Wabash is near and dear to my heart, but we need to recognize that there is more we can do in order to create a brotherhood we all can enjoy. We are not exempt from the ignorance, prejudice, and privilege that exist in the world. Together, by listening to one another, recognizing our own privilege, loving one another as true brothers and sisters, and actively condemning and fighting against racism, we can make America livable for everyone.
James Love III ’22
When I was in middle school, Trayvon Martin was killed. It was then I realized how short my life could be.
I’m scared because every day I live, it might be my last—just walking down the street or driving in a car. I might get pulled over, and it could escalate because I have to pull out my wallet or because I have a hairbrush in my hand.
Just because you like and retweet something that has somebody’s name on it because they got murdered by a cop doesn’t make you an activist. If you want to be with us, if you want to respect the culture, be there with us on the front lines when another one of us is shot down mercilessly.
I am human. I have a history that needs to be respected. My name is James Edward Love III. I will not be denied. I will not be silenced. I will not be erased. I will not be slaughtered. And I will not be anonymous.
Elijah Shadwick ’20
I do not expect you to understand the struggles of being a Black man. I do not expect you to understand what it’s like to have a father incarcerated or how a conversation on a cell phone with me could ruin his chance of probation. I do not expect you to understand the feeling in the pit of my stomach when I looked down the barrel of a gun—the man behind the trigger a fellow Black man who had every intention of killing me. Nor do I expect you to understand that the emotions, I felt in that situation were not anger or rage but pain and sorrow. This is a part of my Black history.
Behind every great Black accomplishment there are countless stories we will never hear, silenced by the discrimination and violence perpetuated through institutional racism and xenophobia. We criticize the contemporary issues of African Americans without acknowledging the systems of oppression that brought them about.
I don’t expect any person of privilege to fully understand our struggles. But I do expect you to understand that the system within which we all operate is skewed. The responsibility of educating against the ignorance surrounding institutional racism and White privilege no longer falls in the laps of African Americans. We’ve said enough. The streets have said enough. It’s a matter of listening now.

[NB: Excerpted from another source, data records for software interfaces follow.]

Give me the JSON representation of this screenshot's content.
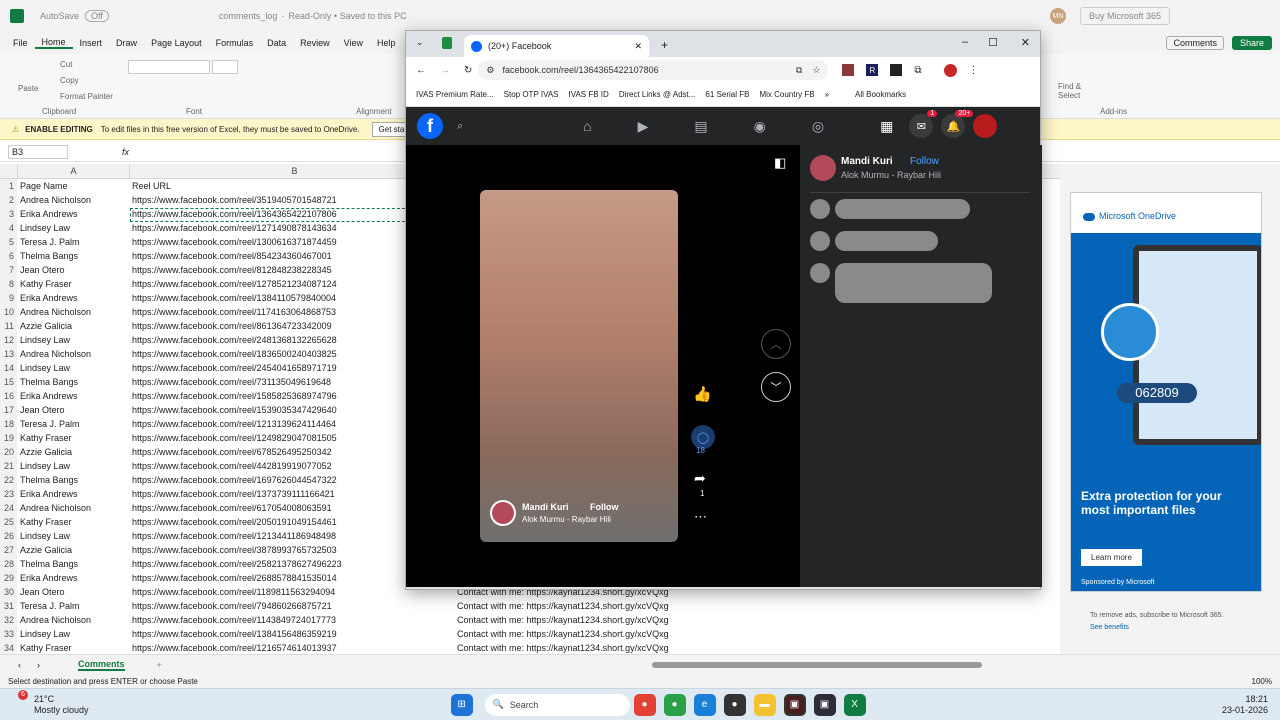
{
  "excel": {
    "autosave": "AutoSave",
    "autosave_state": "Off",
    "file_name": "comments_log",
    "file_status": "Read-Only • Saved to this PC",
    "user_initials": "MN",
    "buy_label": "Buy Microsoft 365",
    "menu": [
      "File",
      "Home",
      "Insert",
      "Draw",
      "Page Layout",
      "Formulas",
      "Data",
      "Review",
      "View",
      "Help"
    ],
    "comments_btn": "Comments",
    "share_btn": "Share",
    "ribbon": {
      "paste": "Paste",
      "cut": "Cut",
      "copy": "Copy",
      "format_painter": "Format Painter",
      "clipboard": "Clipboard",
      "font": "Font",
      "alignment": "Alignment",
      "find_select": "Find & Select",
      "addins": "Add-ins"
    },
    "message_label": "ENABLE EDITING",
    "message_text": "To edit files in this free version of Excel, they must be saved to OneDrive.",
    "message_button": "Get started",
    "name_box": "B3",
    "formula_fx": "fx",
    "col_a": "A",
    "col_b": "B",
    "rows": [
      {
        "n": "1",
        "a": "Page Name",
        "b": "Reel URL",
        "c": ""
      },
      {
        "n": "2",
        "a": "Andrea Nicholson",
        "b": "https://www.facebook.com/reel/3519405701548721",
        "c": ""
      },
      {
        "n": "3",
        "a": "Erika Andrews",
        "b": "https://www.facebook.com/reel/1364365422107806",
        "c": ""
      },
      {
        "n": "4",
        "a": "Lindsey Law",
        "b": "https://www.facebook.com/reel/1271490878143634",
        "c": ""
      },
      {
        "n": "5",
        "a": "Teresa J. Palm",
        "b": "https://www.facebook.com/reel/1300616371874459",
        "c": ""
      },
      {
        "n": "6",
        "a": "Thelma Bangs",
        "b": "https://www.facebook.com/reel/854234360467001",
        "c": ""
      },
      {
        "n": "7",
        "a": "Jean Otero",
        "b": "https://www.facebook.com/reel/812848238228345",
        "c": ""
      },
      {
        "n": "8",
        "a": "Kathy Fraser",
        "b": "https://www.facebook.com/reel/1278521234087124",
        "c": ""
      },
      {
        "n": "9",
        "a": "Erika Andrews",
        "b": "https://www.facebook.com/reel/1384110579840004",
        "c": ""
      },
      {
        "n": "10",
        "a": "Andrea Nicholson",
        "b": "https://www.facebook.com/reel/1174163064868753",
        "c": ""
      },
      {
        "n": "11",
        "a": "Azzie Galicia",
        "b": "https://www.facebook.com/reel/861364723342009",
        "c": ""
      },
      {
        "n": "12",
        "a": "Lindsey Law",
        "b": "https://www.facebook.com/reel/2481368132265628",
        "c": ""
      },
      {
        "n": "13",
        "a": "Andrea Nicholson",
        "b": "https://www.facebook.com/reel/1836500240403825",
        "c": ""
      },
      {
        "n": "14",
        "a": "Lindsey Law",
        "b": "https://www.facebook.com/reel/2454041658971719",
        "c": ""
      },
      {
        "n": "15",
        "a": "Thelma Bangs",
        "b": "https://www.facebook.com/reel/731135049619648",
        "c": ""
      },
      {
        "n": "16",
        "a": "Erika Andrews",
        "b": "https://www.facebook.com/reel/1585825368974796",
        "c": ""
      },
      {
        "n": "17",
        "a": "Jean Otero",
        "b": "https://www.facebook.com/reel/1539035347429640",
        "c": ""
      },
      {
        "n": "18",
        "a": "Teresa J. Palm",
        "b": "https://www.facebook.com/reel/1213139624114464",
        "c": ""
      },
      {
        "n": "19",
        "a": "Kathy Fraser",
        "b": "https://www.facebook.com/reel/1249829047081505",
        "c": ""
      },
      {
        "n": "20",
        "a": "Azzie Galicia",
        "b": "https://www.facebook.com/reel/678526495250342",
        "c": ""
      },
      {
        "n": "21",
        "a": "Lindsey Law",
        "b": "https://www.facebook.com/reel/442819919077052",
        "c": ""
      },
      {
        "n": "22",
        "a": "Thelma Bangs",
        "b": "https://www.facebook.com/reel/1697626044547322",
        "c": ""
      },
      {
        "n": "23",
        "a": "Erika Andrews",
        "b": "https://www.facebook.com/reel/1373739111166421",
        "c": ""
      },
      {
        "n": "24",
        "a": "Andrea Nicholson",
        "b": "https://www.facebook.com/reel/617054008063591",
        "c": ""
      },
      {
        "n": "25",
        "a": "Kathy Fraser",
        "b": "https://www.facebook.com/reel/2050191049154461",
        "c": ""
      },
      {
        "n": "26",
        "a": "Lindsey Law",
        "b": "https://www.facebook.com/reel/1213441186948498",
        "c": ""
      },
      {
        "n": "27",
        "a": "Azzie Galicia",
        "b": "https://www.facebook.com/reel/3878993765732503",
        "c": ""
      },
      {
        "n": "28",
        "a": "Thelma Bangs",
        "b": "https://www.facebook.com/reel/25821378627496223",
        "c": ""
      },
      {
        "n": "29",
        "a": "Erika Andrews",
        "b": "https://www.facebook.com/reel/2688578841535014",
        "c": ""
      },
      {
        "n": "30",
        "a": "Jean Otero",
        "b": "https://www.facebook.com/reel/1189811563294094",
        "c": "Contact with me: https://kaynat1234.short.gy/xcVQxg"
      },
      {
        "n": "31",
        "a": "Teresa J. Palm",
        "b": "https://www.facebook.com/reel/794860266875721",
        "c": "Contact with me: https://kaynat1234.short.gy/xcVQxg"
      },
      {
        "n": "32",
        "a": "Andrea Nicholson",
        "b": "https://www.facebook.com/reel/1143849724017773",
        "c": "Contact with me: https://kaynat1234.short.gy/xcVQxg"
      },
      {
        "n": "33",
        "a": "Lindsey Law",
        "b": "https://www.facebook.com/reel/1384156486359219",
        "c": "Contact with me: https://kaynat1234.short.gy/xcVQxg"
      },
      {
        "n": "34",
        "a": "Kathy Fraser",
        "b": "https://www.facebook.com/reel/1216574614013937",
        "c": "Contact with me: https://kaynat1234.short.gy/xcVQxg"
      }
    ],
    "sheet_tab": "Comments",
    "status_text": "Select destination and press ENTER or choose Paste",
    "zoom": "100%",
    "ad": {
      "brand": "Microsoft OneDrive",
      "code": "062809",
      "headline": "Extra protection for your most important files",
      "button": "Learn more",
      "sponsor": "Sponsored by Microsoft",
      "remove": "To remove ads, subscribe to Microsoft 365.",
      "benefits": "See benefits"
    }
  },
  "chrome": {
    "tab_title": "(20+) Facebook",
    "url": "facebook.com/reel/1364365422107806",
    "bookmarks": [
      "IVAS Premium Rate...",
      "Stop OTP IVAS",
      "IVAS FB ID",
      "Direct Links @ Adst...",
      "61 Serial FB",
      "Mix Country FB"
    ],
    "all_bookmarks": "All Bookmarks"
  },
  "facebook": {
    "messenger_badge": "1",
    "notif_badge": "20+",
    "author": "Mandi Kuri",
    "follow": "Follow",
    "song": "Alok Murmu - Raybar Hili",
    "comments_count": "18",
    "shares_count": "1",
    "video_author": "Mandi Kuri",
    "video_follow": "Follow",
    "video_song": "Alok Murmu - Raybar Hili"
  },
  "taskbar": {
    "temp": "21°C",
    "weather": "Mostly cloudy",
    "weather_badge": "6",
    "search": "Search",
    "time": "18:21",
    "date": "23-01-2026"
  },
  "colors": {
    "excel_green": "#107c41",
    "fb_blue": "#0866ff",
    "fb_dark": "#242526",
    "taskbar": "#dfe9f2"
  }
}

Micah Walker ’21
Our society has always exemplified a stance that tells Black Americans, “You are less.”
Before I was a Wabash man, before I was a man of God, before I was a Black man, I was—I am—human. As a human, and as an American, I have a right to certain freedoms and privileges.
I have the right to judge, critique, and protest. America is conditioned to believe that an acceptable outcome of citizens not fully cooperating with the police is death. There is no reason Black people—or anybody—should have to consider their own demise whenever they encounter the police.
The current disdain shown toward the police isn’t about individual officers and it never has been. It’s about the problematic structure of policing and the way it negatively affects citizens, especially Black ones. As one protester wrote on social media, “Judging a demonstration by its most violent protesters but not judging a police force by its most violent cops is the language of the oppressor.”
I feel hopeful about everything going on right now. I won’t applaud my White and non-Black allies for opening their eyes to the traumatic things Black people have been experiencing in America and standing up for what’s right because there’s more work to be done. I have seen allies beside us in these protests and using their social media platforms to fight against racism and discrimination. They are teaching family, friends, and ignorant bystanders within their own race how to be better allies. That is inspiring.